However, the most impressive of our dishes is the chrysanthemum “Thousand Cut” silken tofu in chicken broth
(HK$108), visually stunning due to the delicate knife-work that transforms a piece of tofu into a flowering chrysanthemum. The expertly carved tofu and soup are light enough to float off the table.
“I know the taste is savoury but the feeling is it’s like a dessert,” Au observes. Indeed, the clean and smooth tofu brings out even more sweetness in a broth rendered pure and clear.
Beyond the twilight of her athletic career looming on the horizon, Au says she is excited for what may come next. “I’m excited to find out what I will do after swimming,” she contemplates.
It’s especially interesting because her public profile has grown significantly in the past two years, and has led to new opportunities she’s never expected, including modelling and acting. But Au emphasises that her celebrity status has never been a priority. “It’s fun but I never treat the entertainment industry as a job or career. It’s a side job that is fun and relaxing. I probably have more fun with it than others because I don’t care about it. I see it all as a bonus. My career is still swimming.”
The last dish, barbecue pork loin glazed with New Zealand manuka honey (HK$228), arrives, and Au’s taste buds are sharp and astute: “I won’t say it’s the best char siu I’ve had but it’s very tasty.” She’s right – the meat could have been caramelised a little more for that extra sinful appeal.
Au may not know what the future will bring after 2020, but is fully committed to promoting sports in Hong Kong and helping youngsters reach or surpass their goals.
“I am very passionate about the young athletes of Hong Kong. I do want to do something for the local sports community. Whatever I achieve in swimming, I hope other kids can do the same in this or other sports.

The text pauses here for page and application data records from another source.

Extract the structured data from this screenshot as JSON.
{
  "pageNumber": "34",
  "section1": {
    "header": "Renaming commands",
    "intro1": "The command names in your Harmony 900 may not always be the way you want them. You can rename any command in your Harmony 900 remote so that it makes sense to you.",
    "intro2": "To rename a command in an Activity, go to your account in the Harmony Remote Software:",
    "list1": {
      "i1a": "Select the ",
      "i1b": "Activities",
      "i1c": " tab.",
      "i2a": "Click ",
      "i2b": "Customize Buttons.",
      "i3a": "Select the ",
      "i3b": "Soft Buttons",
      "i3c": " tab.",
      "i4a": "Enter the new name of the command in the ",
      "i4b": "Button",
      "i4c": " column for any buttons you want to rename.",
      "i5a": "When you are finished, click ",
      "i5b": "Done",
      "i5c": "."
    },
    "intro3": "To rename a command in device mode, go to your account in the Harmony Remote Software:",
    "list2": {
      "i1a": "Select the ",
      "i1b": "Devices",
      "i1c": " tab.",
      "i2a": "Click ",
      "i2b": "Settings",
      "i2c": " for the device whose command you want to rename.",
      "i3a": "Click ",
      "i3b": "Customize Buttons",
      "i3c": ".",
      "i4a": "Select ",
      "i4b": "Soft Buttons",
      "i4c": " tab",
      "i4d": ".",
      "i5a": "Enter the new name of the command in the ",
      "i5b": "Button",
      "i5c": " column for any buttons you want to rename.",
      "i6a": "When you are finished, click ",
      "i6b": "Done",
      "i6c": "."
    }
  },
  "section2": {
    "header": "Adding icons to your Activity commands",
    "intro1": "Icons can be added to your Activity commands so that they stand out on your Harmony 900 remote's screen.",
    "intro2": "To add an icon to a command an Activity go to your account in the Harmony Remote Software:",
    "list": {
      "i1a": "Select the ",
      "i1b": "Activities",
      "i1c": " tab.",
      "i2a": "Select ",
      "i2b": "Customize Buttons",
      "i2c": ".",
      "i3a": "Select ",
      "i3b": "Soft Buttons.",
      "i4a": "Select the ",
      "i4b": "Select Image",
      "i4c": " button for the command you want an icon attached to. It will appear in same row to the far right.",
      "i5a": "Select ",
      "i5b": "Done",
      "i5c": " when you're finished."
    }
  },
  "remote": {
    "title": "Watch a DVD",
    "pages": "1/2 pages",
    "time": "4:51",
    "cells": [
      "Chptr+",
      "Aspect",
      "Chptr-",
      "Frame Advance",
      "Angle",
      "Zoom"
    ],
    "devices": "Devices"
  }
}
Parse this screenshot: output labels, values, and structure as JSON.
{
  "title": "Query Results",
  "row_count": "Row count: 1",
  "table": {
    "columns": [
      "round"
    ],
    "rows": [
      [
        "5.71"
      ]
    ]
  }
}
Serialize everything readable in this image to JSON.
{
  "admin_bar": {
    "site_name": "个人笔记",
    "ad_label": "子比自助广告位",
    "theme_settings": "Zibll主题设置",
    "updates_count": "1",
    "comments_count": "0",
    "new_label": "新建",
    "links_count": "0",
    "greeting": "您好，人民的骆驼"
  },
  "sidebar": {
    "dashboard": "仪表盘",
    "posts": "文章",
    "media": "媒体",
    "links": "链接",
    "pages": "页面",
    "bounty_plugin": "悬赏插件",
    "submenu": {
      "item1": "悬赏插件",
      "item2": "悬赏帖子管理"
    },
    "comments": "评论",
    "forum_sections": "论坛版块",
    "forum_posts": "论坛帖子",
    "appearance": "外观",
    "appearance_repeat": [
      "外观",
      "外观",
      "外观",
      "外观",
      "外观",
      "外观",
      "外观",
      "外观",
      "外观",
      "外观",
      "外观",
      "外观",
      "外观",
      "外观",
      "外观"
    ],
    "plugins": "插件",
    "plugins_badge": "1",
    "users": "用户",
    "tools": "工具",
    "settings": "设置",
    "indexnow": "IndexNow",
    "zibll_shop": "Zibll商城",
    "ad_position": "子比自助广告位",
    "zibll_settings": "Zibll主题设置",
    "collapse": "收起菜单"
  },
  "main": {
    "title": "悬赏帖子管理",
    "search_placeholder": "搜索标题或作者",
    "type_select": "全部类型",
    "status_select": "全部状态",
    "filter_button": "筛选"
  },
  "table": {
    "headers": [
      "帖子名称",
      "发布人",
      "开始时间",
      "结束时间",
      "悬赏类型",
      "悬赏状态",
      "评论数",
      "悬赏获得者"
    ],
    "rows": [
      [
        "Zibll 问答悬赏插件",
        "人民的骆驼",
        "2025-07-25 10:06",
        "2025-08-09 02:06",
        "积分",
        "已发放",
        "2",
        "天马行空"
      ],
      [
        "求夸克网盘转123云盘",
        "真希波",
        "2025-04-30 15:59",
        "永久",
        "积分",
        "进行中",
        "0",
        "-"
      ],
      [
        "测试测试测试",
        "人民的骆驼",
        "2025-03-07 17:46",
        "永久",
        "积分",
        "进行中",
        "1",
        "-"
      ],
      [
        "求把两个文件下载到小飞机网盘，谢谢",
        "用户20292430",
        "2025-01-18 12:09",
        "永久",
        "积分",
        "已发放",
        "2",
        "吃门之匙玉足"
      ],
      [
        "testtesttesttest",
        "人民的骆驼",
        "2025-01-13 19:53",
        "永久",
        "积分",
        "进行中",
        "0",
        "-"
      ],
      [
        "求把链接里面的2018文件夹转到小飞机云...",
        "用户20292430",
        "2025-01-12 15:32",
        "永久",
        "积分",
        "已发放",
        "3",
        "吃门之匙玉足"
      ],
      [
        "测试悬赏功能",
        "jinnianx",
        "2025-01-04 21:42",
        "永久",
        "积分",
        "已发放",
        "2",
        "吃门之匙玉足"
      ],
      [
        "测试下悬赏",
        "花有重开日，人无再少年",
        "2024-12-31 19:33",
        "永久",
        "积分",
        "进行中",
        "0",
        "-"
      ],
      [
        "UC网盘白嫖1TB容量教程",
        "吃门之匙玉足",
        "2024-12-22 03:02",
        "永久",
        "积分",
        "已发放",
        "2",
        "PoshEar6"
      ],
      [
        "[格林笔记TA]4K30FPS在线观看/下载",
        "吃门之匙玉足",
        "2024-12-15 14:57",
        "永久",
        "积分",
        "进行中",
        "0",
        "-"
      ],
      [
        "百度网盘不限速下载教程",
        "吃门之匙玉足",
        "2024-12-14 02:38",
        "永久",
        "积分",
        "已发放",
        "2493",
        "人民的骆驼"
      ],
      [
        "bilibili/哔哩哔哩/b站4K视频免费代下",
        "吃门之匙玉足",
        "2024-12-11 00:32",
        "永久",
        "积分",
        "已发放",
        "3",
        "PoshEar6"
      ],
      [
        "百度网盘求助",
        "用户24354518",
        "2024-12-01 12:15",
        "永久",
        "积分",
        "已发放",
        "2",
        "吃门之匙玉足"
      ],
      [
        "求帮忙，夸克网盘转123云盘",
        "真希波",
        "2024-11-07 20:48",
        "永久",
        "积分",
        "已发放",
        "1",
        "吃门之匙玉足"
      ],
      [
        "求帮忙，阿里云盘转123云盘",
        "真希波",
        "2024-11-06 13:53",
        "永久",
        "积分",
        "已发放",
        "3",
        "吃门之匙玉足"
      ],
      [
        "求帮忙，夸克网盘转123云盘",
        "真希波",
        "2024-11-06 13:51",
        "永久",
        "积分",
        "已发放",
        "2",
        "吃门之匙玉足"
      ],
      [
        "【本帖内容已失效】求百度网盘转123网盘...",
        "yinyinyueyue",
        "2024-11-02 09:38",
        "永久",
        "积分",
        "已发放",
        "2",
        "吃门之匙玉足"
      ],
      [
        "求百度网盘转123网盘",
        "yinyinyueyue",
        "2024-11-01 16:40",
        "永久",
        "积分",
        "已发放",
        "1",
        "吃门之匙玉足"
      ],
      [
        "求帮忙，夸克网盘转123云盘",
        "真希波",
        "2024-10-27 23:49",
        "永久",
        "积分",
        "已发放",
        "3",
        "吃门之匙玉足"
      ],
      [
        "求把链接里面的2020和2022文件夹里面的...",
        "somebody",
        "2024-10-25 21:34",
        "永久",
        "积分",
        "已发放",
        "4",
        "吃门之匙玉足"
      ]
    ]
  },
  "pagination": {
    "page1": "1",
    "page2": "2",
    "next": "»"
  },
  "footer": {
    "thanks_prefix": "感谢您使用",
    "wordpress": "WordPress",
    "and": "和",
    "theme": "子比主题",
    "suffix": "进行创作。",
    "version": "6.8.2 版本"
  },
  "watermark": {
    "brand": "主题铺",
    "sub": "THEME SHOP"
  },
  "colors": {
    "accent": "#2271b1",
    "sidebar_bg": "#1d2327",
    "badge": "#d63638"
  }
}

“I want them to have a better future in sports in Hong Kong.
“My ultimate dream is for people to support all athletes, not just the medal winners.”
Stephanie Au, three-time Olympian